Take the 2-minute tour ×
Stack Overflow is a question and answer site for professional and enthusiast programmers. It's 100% free, no registration required.

We need to support 3 hardware platforms - Windows (little Endian) and Linux Embedded (big and little Endian). Our data stream is dependent on the machine it uses and the data needs to be broken into bit fields.

I would like to write a single macro (if possible) to abstract away the detail. On Linux I can use bswap_16/bswap_32/bswap_64 for Little Endian conversions.

However, I can't find this in my Visual C++ includes.

Is there a generic built-in for both platforms (Windows and Linux)?

If not, then what can I use in Visual C++ to do byte swapping (other than writing it myself - hoping some machine optimized built-in)?

Thanks.

share|improve this question

3 Answers 3

up vote 12 down vote accepted

On both platforms you have

for short (16bit): htons() and ntohs()

for long (32bit): htonl() and ntohl()

The missing htonll() and ntohll() for long long (64bit) could easily be build from those two. See this implementation for example.

Update-0:

For the example linked above Simon Richter mentions in a comment, that it not necessarily has to work. The reason for this is: The compiler might introduce extra bytes somewhere in the unions used. To work around this the unions need to be packed. The latter might lead to performance loss.

So here's another fail-safe approach to build the *ll functions: http://stackoverflow.com/a/955980/694576

Update-0.1:

From bames53' s comment I tend to conclude the 1st example linked above shall not be used with C++, but with C only.

Update-1:

To achieve the functionallity of the *ll functions on Linux this approach might be the ' best'.

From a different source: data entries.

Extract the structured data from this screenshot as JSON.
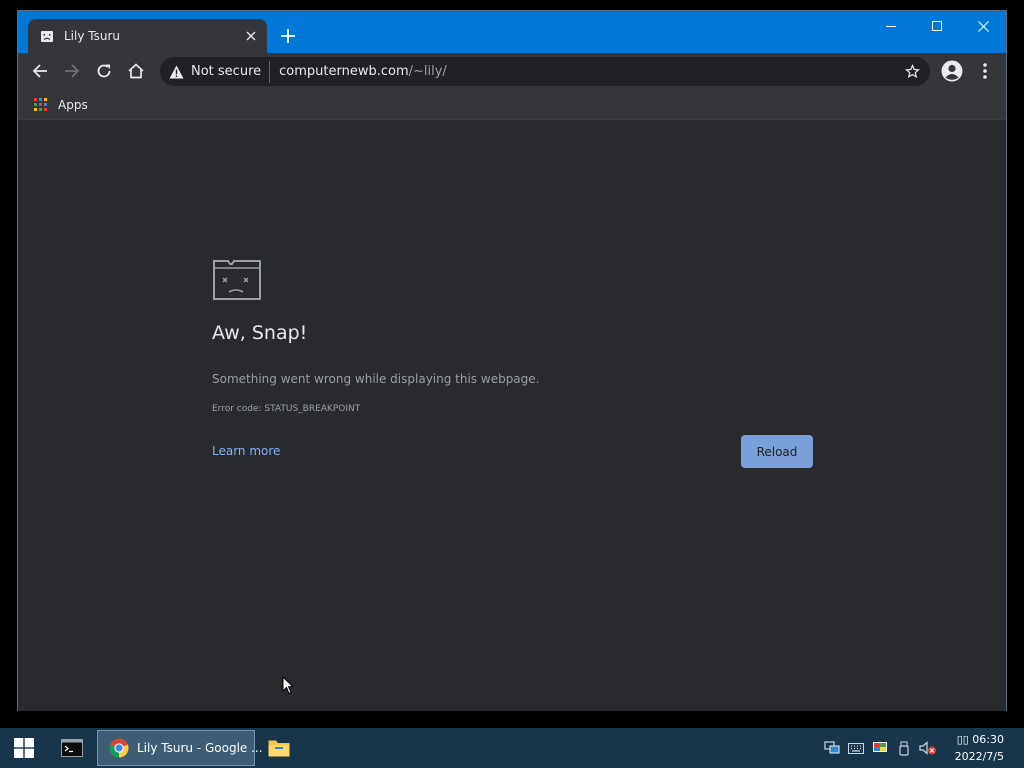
{
  "browser": {
    "tab": {
      "title": "Lily Tsuru",
      "favicon": "sad-page-icon",
      "close_icon": "close-icon"
    },
    "new_tab_icon": "plus-icon",
    "window_controls": [
      "minimize-icon",
      "maximize-icon",
      "close-icon"
    ],
    "toolbar": {
      "back_icon": "back-arrow-icon",
      "forward_icon": "forward-arrow-icon",
      "reload_icon": "reload-icon",
      "home_icon": "home-icon",
      "security_label": "Not secure",
      "url_host": "computernewb.com",
      "url_path": "/~lily/",
      "bookmark_icon": "star-icon",
      "profile_icon": "avatar-icon",
      "menu_icon": "kebab-menu-icon"
    },
    "bookmarks_bar": {
      "apps_label": "Apps"
    }
  },
  "error_page": {
    "heading": "Aw, Snap!",
    "message": "Something went wrong while displaying this webpage.",
    "error_code": "Error code: STATUS_BREAKPOINT",
    "learn_more": "Learn more",
    "reload_label": "Reload"
  },
  "taskbar": {
    "chrome_label": "Lily Tsuru - Google ...",
    "clock_time": "▯▯ 06:30",
    "clock_date": "2022/7/5"
  },
  "colors": {
    "titlebar": "#0078d7",
    "toolbar": "#35363a",
    "content": "#292a2d",
    "link": "#8ab4f8",
    "taskbar": "#193549"
  }
}
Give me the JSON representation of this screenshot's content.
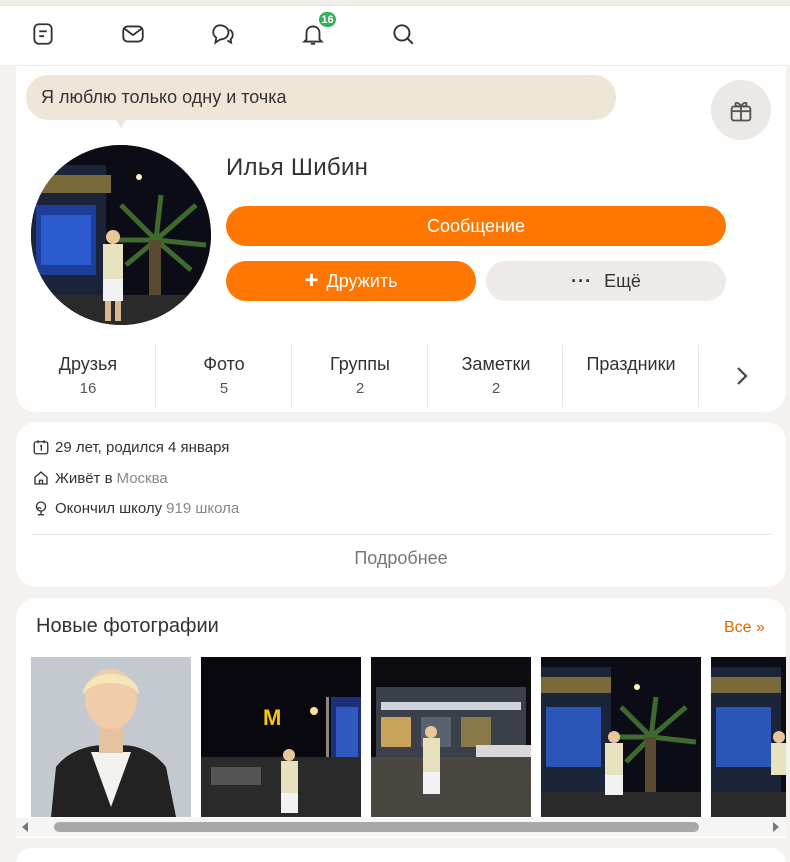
{
  "nav": {
    "items": [
      {
        "icon": "feed-icon"
      },
      {
        "icon": "mail-icon"
      },
      {
        "icon": "discussions-icon"
      },
      {
        "icon": "bell-icon",
        "badge": "16"
      },
      {
        "icon": "search-icon"
      }
    ]
  },
  "profile": {
    "status": "Я люблю только одну и точка",
    "name": "Илья Шибин",
    "message_label": "Сообщение",
    "friend_glyph": "+",
    "friend_label": "Дружить",
    "more_glyph": "···",
    "more_label": "Ещё",
    "gift_icon": "gift-icon"
  },
  "tabs": [
    {
      "label": "Друзья",
      "count": "16"
    },
    {
      "label": "Фото",
      "count": "5"
    },
    {
      "label": "Группы",
      "count": "2"
    },
    {
      "label": "Заметки",
      "count": "2"
    },
    {
      "label": "Праздники",
      "count": ""
    }
  ],
  "info": {
    "age": "29 лет, родился 4 января",
    "lives_label": "Живёт в",
    "lives_city": "Москва",
    "school_label": "Окончил школу",
    "school_name": "919 школа",
    "more_label": "Подробнее"
  },
  "photos": {
    "title": "Новые фотографии",
    "all_label": "Все »"
  },
  "colors": {
    "accent": "#ff7700",
    "badge": "#2fb35b",
    "status_bg": "#f0e6d8",
    "page_bg": "#f4f1ee"
  }
}
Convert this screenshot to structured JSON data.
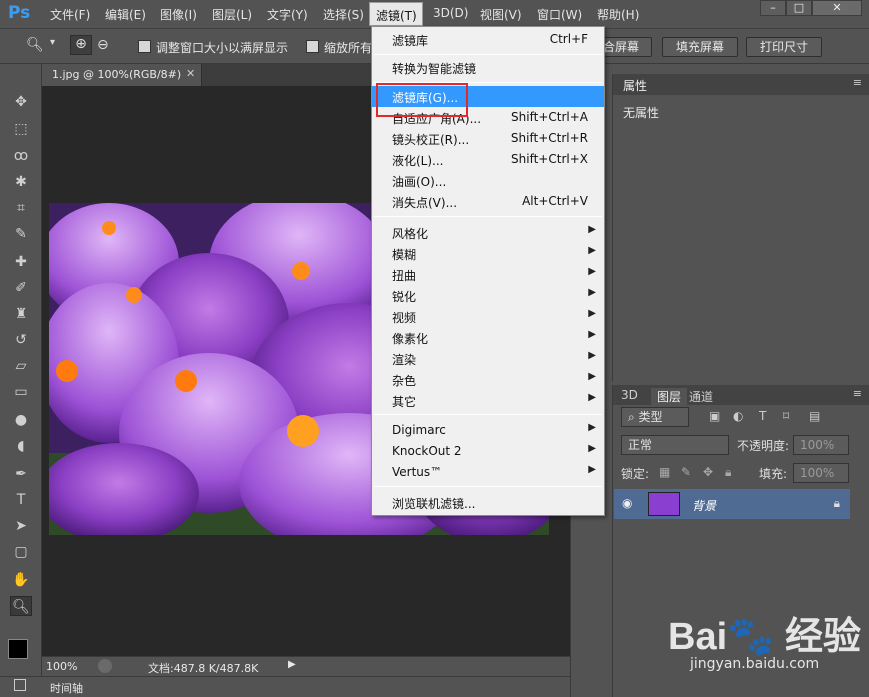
{
  "app": {
    "logo": "Ps"
  },
  "menubar": {
    "items": [
      "文件(F)",
      "编辑(E)",
      "图像(I)",
      "图层(L)",
      "文字(Y)",
      "选择(S)",
      "滤镜(T)",
      "3D(D)",
      "视图(V)",
      "窗口(W)",
      "帮助(H)"
    ]
  },
  "options": {
    "check1_label": "调整窗口大小以满屏显示",
    "check2_label": "缩放所有",
    "btn_fill_screen_partial": "合屏幕",
    "btn_fill_screen": "填充屏幕",
    "btn_print_size": "打印尺寸"
  },
  "document": {
    "tab_title": "1.jpg @ 100%(RGB/8#)",
    "zoom": "100%",
    "doc_info": "文档:487.8 K/487.8K"
  },
  "timeline": {
    "label": "时间轴"
  },
  "filter_menu": {
    "last_filter": {
      "label": "滤镜库",
      "shortcut": "Ctrl+F"
    },
    "smart": "转换为智能滤镜",
    "group1": [
      {
        "label": "滤镜库(G)...",
        "shortcut": ""
      },
      {
        "label": "自适应广角(A)...",
        "shortcut": "Shift+Ctrl+A"
      },
      {
        "label": "镜头校正(R)...",
        "shortcut": "Shift+Ctrl+R"
      },
      {
        "label": "液化(L)...",
        "shortcut": "Shift+Ctrl+X"
      },
      {
        "label": "油画(O)...",
        "shortcut": ""
      },
      {
        "label": "消失点(V)...",
        "shortcut": "Alt+Ctrl+V"
      }
    ],
    "group2": [
      "风格化",
      "模糊",
      "扭曲",
      "锐化",
      "视频",
      "像素化",
      "渲染",
      "杂色",
      "其它"
    ],
    "group3": [
      "Digimarc",
      "KnockOut 2",
      "Vertus™"
    ],
    "browse": "浏览联机滤镜..."
  },
  "properties": {
    "tab": "属性",
    "content": "无属性"
  },
  "layers": {
    "tabs": [
      "3D",
      "图层",
      "通道"
    ],
    "filter_kind": "类型",
    "blend_mode": "正常",
    "opacity_label": "不透明度:",
    "opacity_value": "100%",
    "lock_label": "锁定:",
    "fill_label": "填充:",
    "fill_value": "100%",
    "layer_name": "背景"
  },
  "watermark": {
    "logo": "Baidu经验",
    "url": "jingyan.baidu.com"
  },
  "colors": {
    "highlight": "#3399ff",
    "red_box": "#e12b2b",
    "layer_selected": "#4f6b94"
  }
}
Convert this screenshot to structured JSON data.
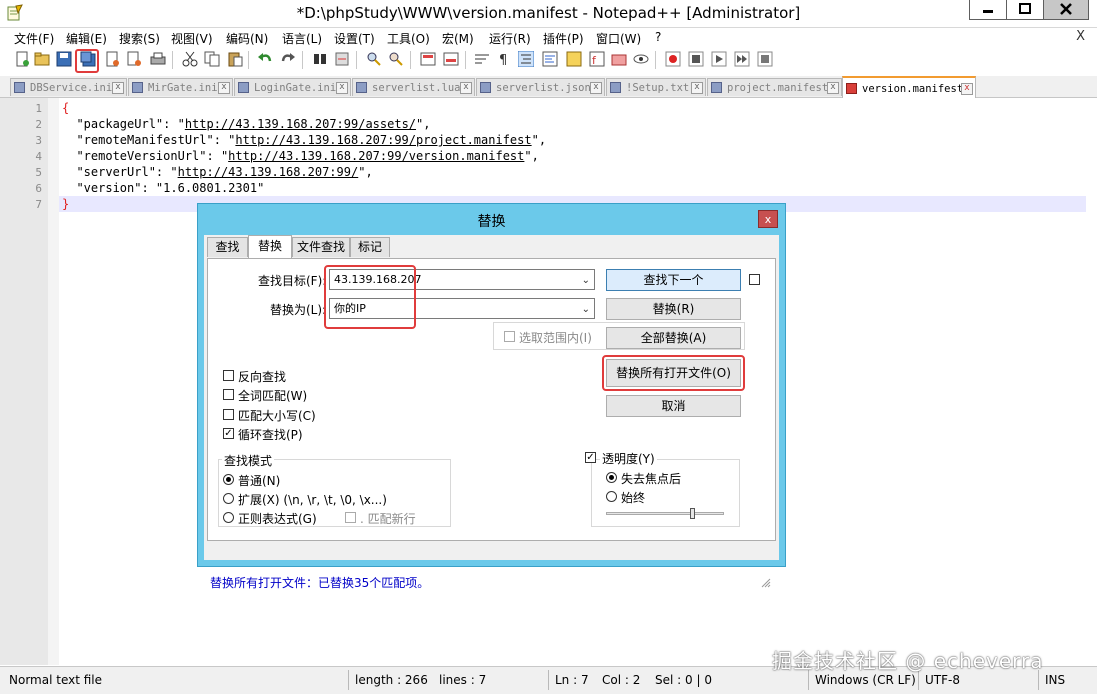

share|improve this answer
    
Those functions are relatively universal for any OS that understands networks (ie internet). Some most modern OSs. –  Loki Astari Oct 18 '12 at 17:31
    
Note that their example implementation using union is not guaranteed to work. –  Simon Richter Oct 18 '12 at 17:34
    
Yes, you are right the unions should be packed. Thanks for pointing this out. Please see the update to my answer. @SimonRichter –  alk Oct 18 '12 at 17:39
    
The issue with using unions like that isn't just packing. In C++ using unions like that is undefined behavior; the optimizer could legally transform union { int x, y; } u; u.x = 5; return u.y; into return 0;, for example. –  bames53 Oct 18 '12 at 18:24
1  
[class.union] 9.5/1, or there's a more thorough explanation in this question. –  bames53 Oct 18 '12 at 19:01

Not the same names, but the same functionality does exist.

share|improve this answer

htons and htonl (and similar macros) are good if you insist on dealing with byte sex.

However, it's much better to sidestep the issue by outputting your data in ASCII or similar. It takes a little more room, and it transmits over the net a little more slowly, but the simplicity and futureproofing is worth it.

Another option is to numerically take apart your int's and short's. So you & 0xff and divide by 256 repeatedly. This gives a single format on all architectures. But ASCII's still got the edge because it's easier to debug with.

share|improve this answer
    
Would love to do that, but we don't control the transmission. It is data read in from a special hardware device, and need to handle the bytes from there. –  user626201 Oct 19 '12 at 6:58

Your Answer

 
discard

By posting your answer, you agree to the privacy policy and terms of service.

Not the answer you're looking for? Browse other questions tagged or ask your own question.